*** SOURCE MATERIAL Section Begins ***

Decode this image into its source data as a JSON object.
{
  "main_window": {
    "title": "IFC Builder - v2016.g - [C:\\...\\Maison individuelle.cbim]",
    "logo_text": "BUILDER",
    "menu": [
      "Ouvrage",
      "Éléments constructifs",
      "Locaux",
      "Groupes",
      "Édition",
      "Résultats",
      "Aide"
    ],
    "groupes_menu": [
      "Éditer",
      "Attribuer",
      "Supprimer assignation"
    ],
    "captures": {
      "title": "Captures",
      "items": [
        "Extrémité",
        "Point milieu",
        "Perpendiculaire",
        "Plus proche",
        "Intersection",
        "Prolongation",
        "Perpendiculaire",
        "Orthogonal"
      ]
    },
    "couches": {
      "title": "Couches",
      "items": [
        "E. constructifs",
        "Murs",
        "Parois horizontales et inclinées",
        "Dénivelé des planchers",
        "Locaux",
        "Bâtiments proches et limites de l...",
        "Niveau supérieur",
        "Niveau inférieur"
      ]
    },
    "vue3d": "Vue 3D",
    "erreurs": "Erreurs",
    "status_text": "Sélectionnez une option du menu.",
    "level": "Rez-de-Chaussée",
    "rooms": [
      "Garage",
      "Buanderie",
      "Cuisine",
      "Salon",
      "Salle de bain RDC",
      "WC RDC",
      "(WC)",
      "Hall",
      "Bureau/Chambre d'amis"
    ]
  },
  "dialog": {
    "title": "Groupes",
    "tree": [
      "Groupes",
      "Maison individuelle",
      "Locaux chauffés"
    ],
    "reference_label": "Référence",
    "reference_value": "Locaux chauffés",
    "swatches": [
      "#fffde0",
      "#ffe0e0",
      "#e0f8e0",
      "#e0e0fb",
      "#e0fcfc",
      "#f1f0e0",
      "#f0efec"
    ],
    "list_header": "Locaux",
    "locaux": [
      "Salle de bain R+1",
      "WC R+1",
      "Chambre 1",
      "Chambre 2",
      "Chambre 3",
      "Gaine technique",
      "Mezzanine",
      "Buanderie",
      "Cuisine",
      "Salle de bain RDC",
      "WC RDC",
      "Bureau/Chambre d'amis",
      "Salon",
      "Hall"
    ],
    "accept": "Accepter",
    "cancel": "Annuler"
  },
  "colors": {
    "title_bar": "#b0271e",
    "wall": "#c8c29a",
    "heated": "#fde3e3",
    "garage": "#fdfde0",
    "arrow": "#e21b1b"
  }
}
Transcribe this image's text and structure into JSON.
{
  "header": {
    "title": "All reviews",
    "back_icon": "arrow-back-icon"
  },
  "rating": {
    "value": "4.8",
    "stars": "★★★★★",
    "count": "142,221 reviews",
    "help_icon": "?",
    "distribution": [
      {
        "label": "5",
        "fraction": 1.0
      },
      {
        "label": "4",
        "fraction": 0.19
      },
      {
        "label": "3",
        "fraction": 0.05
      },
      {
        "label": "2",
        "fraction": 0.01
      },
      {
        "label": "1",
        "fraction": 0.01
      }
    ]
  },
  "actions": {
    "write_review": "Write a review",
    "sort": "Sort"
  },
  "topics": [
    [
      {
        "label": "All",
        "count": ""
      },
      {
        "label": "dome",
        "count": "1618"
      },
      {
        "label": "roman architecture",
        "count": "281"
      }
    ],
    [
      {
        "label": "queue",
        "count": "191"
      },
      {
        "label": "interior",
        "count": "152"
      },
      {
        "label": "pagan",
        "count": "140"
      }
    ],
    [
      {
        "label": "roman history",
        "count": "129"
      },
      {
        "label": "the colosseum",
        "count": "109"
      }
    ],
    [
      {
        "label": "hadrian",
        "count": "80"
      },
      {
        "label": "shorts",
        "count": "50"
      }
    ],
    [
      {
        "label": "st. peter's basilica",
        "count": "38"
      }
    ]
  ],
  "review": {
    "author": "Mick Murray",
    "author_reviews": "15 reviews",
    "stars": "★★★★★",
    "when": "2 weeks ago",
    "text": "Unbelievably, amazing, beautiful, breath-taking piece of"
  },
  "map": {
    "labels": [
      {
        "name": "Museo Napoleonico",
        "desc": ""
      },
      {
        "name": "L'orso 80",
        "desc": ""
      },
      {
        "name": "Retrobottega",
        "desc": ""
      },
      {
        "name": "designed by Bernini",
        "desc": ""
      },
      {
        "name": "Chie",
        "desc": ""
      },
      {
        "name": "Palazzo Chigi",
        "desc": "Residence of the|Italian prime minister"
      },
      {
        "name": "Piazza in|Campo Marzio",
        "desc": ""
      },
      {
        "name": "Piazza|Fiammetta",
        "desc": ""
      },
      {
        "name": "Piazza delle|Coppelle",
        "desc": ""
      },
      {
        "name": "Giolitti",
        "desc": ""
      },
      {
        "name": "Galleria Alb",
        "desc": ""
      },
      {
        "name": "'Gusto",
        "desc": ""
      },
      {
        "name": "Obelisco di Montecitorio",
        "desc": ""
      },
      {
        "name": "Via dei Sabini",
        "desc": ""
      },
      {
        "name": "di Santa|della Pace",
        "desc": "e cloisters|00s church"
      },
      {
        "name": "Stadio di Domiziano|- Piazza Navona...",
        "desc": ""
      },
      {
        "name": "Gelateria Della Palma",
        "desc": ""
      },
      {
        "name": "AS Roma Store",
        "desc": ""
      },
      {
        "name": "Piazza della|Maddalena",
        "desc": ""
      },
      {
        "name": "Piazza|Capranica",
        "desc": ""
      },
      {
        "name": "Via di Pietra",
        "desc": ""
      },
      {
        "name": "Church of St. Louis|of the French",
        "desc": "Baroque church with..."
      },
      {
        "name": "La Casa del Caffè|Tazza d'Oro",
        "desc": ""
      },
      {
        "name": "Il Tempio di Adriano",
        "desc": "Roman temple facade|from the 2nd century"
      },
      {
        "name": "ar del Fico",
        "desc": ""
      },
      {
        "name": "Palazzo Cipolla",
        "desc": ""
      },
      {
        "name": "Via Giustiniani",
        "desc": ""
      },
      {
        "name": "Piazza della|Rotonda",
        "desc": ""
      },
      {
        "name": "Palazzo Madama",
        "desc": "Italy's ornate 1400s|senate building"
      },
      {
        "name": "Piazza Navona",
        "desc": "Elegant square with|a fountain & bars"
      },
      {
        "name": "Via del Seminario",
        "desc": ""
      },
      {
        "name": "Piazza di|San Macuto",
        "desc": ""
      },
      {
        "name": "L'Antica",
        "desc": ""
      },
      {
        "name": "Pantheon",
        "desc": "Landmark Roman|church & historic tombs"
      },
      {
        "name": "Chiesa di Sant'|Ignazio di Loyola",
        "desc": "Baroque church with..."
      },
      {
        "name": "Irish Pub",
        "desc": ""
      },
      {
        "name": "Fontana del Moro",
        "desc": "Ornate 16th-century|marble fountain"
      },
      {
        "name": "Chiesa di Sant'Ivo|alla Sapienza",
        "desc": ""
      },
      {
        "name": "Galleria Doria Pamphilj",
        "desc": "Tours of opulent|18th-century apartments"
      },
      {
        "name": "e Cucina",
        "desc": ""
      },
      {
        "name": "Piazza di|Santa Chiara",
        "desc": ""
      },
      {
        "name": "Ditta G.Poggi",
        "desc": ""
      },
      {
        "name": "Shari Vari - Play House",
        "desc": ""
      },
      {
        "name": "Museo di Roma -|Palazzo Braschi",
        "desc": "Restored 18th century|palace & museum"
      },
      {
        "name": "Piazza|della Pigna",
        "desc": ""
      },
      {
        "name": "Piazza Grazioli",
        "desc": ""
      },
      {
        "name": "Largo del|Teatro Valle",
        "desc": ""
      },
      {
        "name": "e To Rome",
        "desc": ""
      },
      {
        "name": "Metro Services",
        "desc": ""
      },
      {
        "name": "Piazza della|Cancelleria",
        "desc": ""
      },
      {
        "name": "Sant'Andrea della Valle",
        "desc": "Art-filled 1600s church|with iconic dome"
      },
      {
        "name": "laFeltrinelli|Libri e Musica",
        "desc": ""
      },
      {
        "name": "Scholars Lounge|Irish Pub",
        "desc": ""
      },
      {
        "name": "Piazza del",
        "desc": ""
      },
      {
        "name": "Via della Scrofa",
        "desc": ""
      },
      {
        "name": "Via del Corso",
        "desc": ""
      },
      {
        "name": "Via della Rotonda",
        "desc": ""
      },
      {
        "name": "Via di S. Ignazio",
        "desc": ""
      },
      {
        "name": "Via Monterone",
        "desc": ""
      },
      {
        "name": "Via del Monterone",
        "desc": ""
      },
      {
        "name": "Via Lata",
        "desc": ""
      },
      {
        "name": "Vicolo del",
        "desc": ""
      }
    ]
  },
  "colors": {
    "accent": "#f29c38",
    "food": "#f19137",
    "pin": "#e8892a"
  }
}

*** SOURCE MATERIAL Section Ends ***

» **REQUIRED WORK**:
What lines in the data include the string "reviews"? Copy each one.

» **RESULT OF THIS TASK**:
    "title": "All reviews",
    "count": "142,221 reviews",
    "author_reviews": "15 reviews",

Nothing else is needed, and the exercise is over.